The first radio broadcast in history, and the first voice that ever modulated an RF wave, was Canadian.  That voice belonged to one of the true giants of invention of the twentieth century, and one of the great injustices of our school system is that he is not known better.  Nevertheless, Reginald Fessenden had a remarkable life.


While at school, Fessenden decided that he wanted to be an inventor, and sought out Edison for employment in 1886.  Starting as an instrument tester, Reg rapidly progressed to head of the department.  Edison at the time was very heavily involved in generation of electricity.  The early machines were finicky and troublesome at best, and Reg became one of Edison's best field troubleshooters, where he impressed wealthy Edison clients like J.P. Morgan.  He also met, rubbed shoulders with, and became friends with the likes of Lord Kelvin, George Westinghouse and the Wright brothers.  He went on to become Edison's head chemist, where he developed the first flame resistant insulation for electrical wires.


Lured away by Westinghouse to be his plant supervisor, Reg was able to finally make light bulbs a paying proposition, by replacing what had been platinum leads with ferrosilicon alloy, which was much more economical and had a coefficient of expansion that matched the surrounding glass envelope.  He improved existing telegraph systems enormously, and along the way he invented microfilm, sonar, and a very lightweight internal combustion engine.  The engine was never developed into a commercial unit, but Ferdinand Porsche apparently borrowed heavily from Fessenden's design when he built the original Volkswagen motor.


Alarmed by the sinking of the Titanic, Fessenden invented sonar as a means to detect icebergs in poor visibility.  He was able to further develop it into an effective detector of U-boats during WWI.  He also patented geotechnical acoustic mapping, an innovation that later made him quite rich. 

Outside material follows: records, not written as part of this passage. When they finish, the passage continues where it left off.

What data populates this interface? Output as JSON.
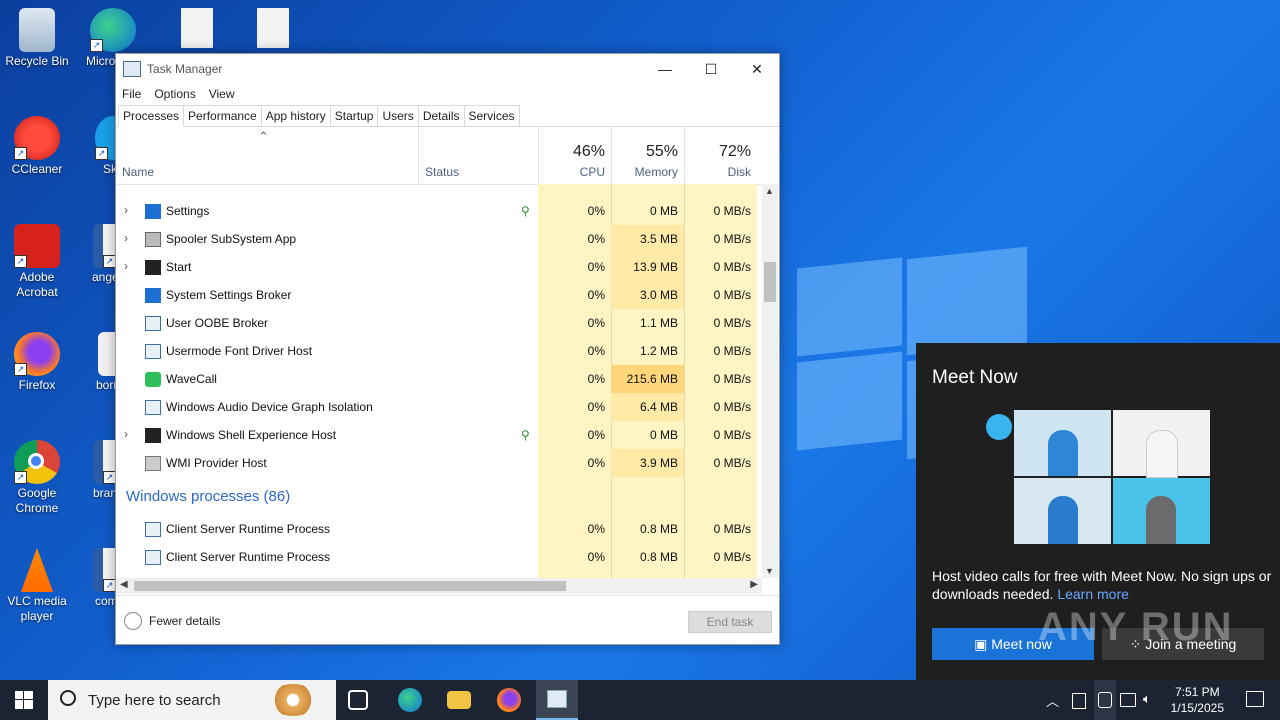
{
  "desktop": {
    "icons": [
      {
        "label": "Recycle Bin"
      },
      {
        "label": "Micro Edg"
      },
      {
        "label": "CCleaner"
      },
      {
        "label": "Sky"
      },
      {
        "label": "Adobe Acrobat"
      },
      {
        "label": "angeles"
      },
      {
        "label": "Firefox"
      },
      {
        "label": "bornfir"
      },
      {
        "label": "Google Chrome"
      },
      {
        "label": "brandst"
      },
      {
        "label": "VLC media player"
      },
      {
        "label": "compo"
      }
    ]
  },
  "taskmanager": {
    "title": "Task Manager",
    "menu": [
      "File",
      "Options",
      "View"
    ],
    "tabs": [
      "Processes",
      "Performance",
      "App history",
      "Startup",
      "Users",
      "Details",
      "Services"
    ],
    "columns": {
      "name": "Name",
      "status": "Status",
      "cpu": {
        "pct": "46%",
        "label": "CPU"
      },
      "memory": {
        "pct": "55%",
        "label": "Memory"
      },
      "disk": {
        "pct": "72%",
        "label": "Disk"
      }
    },
    "rows": [
      {
        "name": "Settings",
        "cpu": "0%",
        "mem": "0 MB",
        "disk": "0 MB/s"
      },
      {
        "name": "Spooler SubSystem App",
        "cpu": "0%",
        "mem": "3.5 MB",
        "disk": "0 MB/s"
      },
      {
        "name": "Start",
        "cpu": "0%",
        "mem": "13.9 MB",
        "disk": "0 MB/s"
      },
      {
        "name": "System Settings Broker",
        "cpu": "0%",
        "mem": "3.0 MB",
        "disk": "0 MB/s"
      },
      {
        "name": "User OOBE Broker",
        "cpu": "0%",
        "mem": "1.1 MB",
        "disk": "0 MB/s"
      },
      {
        "name": "Usermode Font Driver Host",
        "cpu": "0%",
        "mem": "1.2 MB",
        "disk": "0 MB/s"
      },
      {
        "name": "WaveCall",
        "cpu": "0%",
        "mem": "215.6 MB",
        "disk": "0 MB/s"
      },
      {
        "name": "Windows Audio Device Graph Isolation",
        "cpu": "0%",
        "mem": "6.4 MB",
        "disk": "0 MB/s"
      },
      {
        "name": "Windows Shell Experience Host",
        "cpu": "0%",
        "mem": "0 MB",
        "disk": "0 MB/s"
      },
      {
        "name": "WMI Provider Host",
        "cpu": "0%",
        "mem": "3.9 MB",
        "disk": "0 MB/s"
      }
    ],
    "group_label": "Windows processes (86)",
    "rows2": [
      {
        "name": "Client Server Runtime Process",
        "cpu": "0%",
        "mem": "0.8 MB",
        "disk": "0 MB/s"
      },
      {
        "name": "Client Server Runtime Process",
        "cpu": "0%",
        "mem": "0.8 MB",
        "disk": "0 MB/s"
      }
    ],
    "fewer_details": "Fewer details",
    "end_task": "End task"
  },
  "meetnow": {
    "title": "Meet Now",
    "description": "Host video calls for free with Meet Now. No sign ups or downloads needed.",
    "learn_more": "Learn more",
    "meet_button": "Meet now",
    "join_button": "Join a meeting",
    "watermark": "ANY RUN"
  },
  "taskbar": {
    "search_placeholder": "Type here to search",
    "time": "7:51 PM",
    "date": "1/15/2025"
  }
}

But on to radio: Marconi may or may not have sent the first wireless signal across the Atlantic (there has been some debate in recent years that his equipment wasn't good enough to succeed), but Fessenden was definitely the first to communicate both ways across the Atlantic.  But ultimately Reg was obsessed with the idea of transmitting the human voice over wireless.  The skeptics, including Edison, thought he was crazy.  This was in the very beginning of the 1900's, a good twenty years before vacuum tubes would come on to the scene.  All that Fessenden, Marconi and their contemporaries had to work with were coils, primitive capacitors, and whatever they could make with their own hands in their laboratories.  Thus was born the spark transmitter: an AC source, keyed to supply bursts of energy to an LC tank circuit, which was coupled to an antenna.  When energized, the LC circuit oscillated for a short time, producing an RF pulse.


It was Fessenden who first realized that things worked much better if the LC circuit oscillated at the resonant frequency of the attached antenna, and he patented this innovation.  And in an era without diodes, he developed a vastly improved RF detector, called an electrolytic detector.  (That scoundrel Lee deForest visited Fessenden, saw the detector, copied it, and called it his own, renaming it the "spade detector."  Fessenden successfully sued his butt off.)

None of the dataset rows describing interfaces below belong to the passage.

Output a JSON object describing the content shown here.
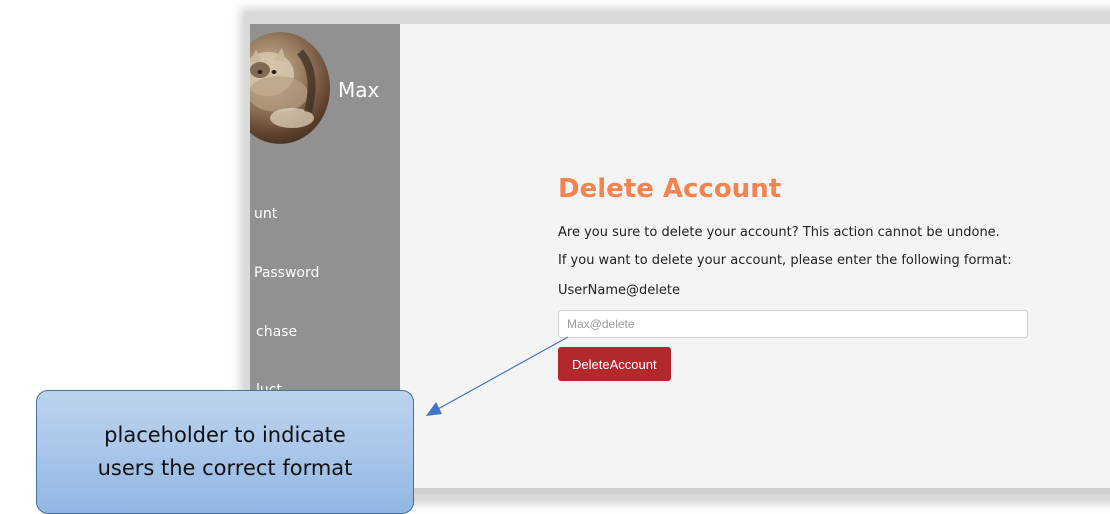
{
  "sidebar": {
    "user_name": "Max",
    "items": [
      {
        "label": "unt"
      },
      {
        "label": " Password"
      },
      {
        "label": "chase"
      },
      {
        "label": "luct"
      }
    ]
  },
  "main": {
    "title": "Delete Account",
    "warning_text": "Are you sure to delete your account? This action cannot be undone.",
    "instruction_text": "If you want to delete your account, please enter the following format:",
    "format_text": "UserName@delete",
    "input": {
      "value": "",
      "placeholder": "Max@delete"
    },
    "delete_button_label": "DeleteAccount"
  },
  "annotation": {
    "text_line1": "placeholder to indicate",
    "text_line2": "users the correct format"
  },
  "colors": {
    "sidebar_bg": "#919191",
    "title": "#f4834f",
    "button_bg": "#b3282d",
    "callout_fill": "#a9c6ea",
    "arrow": "#4472c4"
  },
  "icons": {
    "avatar": "cat-photo-avatar",
    "pointer": "arrow-pointer"
  }
}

But voice transmission proved elusive.  Fessenden realized that he'd need a much higher frequency of AC to transmit his voice (Nyquist's Law, not yet discovered, was already in effect).  He tried to get his old friends at Edison's General Electric plant to build a high frequency alternator, a task at which they ultimately failed.  No matter, Fessenden himself made an interrupter capable of 10 kHz, and freely gave the information back to GE.  GE's so-called Alexanderson alternator would more properly be named a Fessenden alternator!

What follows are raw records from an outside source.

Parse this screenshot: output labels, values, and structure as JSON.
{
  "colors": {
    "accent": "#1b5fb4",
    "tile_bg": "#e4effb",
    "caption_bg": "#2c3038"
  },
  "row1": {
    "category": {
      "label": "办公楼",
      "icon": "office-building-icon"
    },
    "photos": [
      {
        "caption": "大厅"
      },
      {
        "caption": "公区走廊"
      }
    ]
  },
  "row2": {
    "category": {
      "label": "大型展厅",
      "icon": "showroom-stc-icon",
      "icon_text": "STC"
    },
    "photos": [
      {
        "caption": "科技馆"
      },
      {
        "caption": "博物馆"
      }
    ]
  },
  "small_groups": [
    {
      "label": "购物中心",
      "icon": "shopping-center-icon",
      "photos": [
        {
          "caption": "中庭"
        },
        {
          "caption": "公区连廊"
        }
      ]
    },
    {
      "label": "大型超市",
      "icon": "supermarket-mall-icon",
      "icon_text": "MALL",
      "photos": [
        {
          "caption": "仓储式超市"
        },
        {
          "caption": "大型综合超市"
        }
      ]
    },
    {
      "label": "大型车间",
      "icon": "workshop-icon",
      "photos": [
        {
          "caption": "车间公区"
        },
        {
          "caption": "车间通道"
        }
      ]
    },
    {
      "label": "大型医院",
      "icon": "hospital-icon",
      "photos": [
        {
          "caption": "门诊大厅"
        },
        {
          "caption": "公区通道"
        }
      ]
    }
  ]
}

Fessenden's interrupter took the place of the telegraph key, and provided 10 kHz pulses to the tank circuit.  He then placed a carbon microphone between the tank circuit's RF output and the transmitting antenna, in the process inventing amplitude modulation, or more accurately, pulse amplitude modulation.  Surprisingly, Fessenden's new signals were backwards-compatible with Marconi's Morse receivers.  Can you imagine the effect that hearing voices and music (Fessenden's violin!)  in their earphones had on radio operators listening to Fessenden's first broadcast, Christmas Eve, 1906?


I'll have a little more to say about Professor Fessenden in a future column.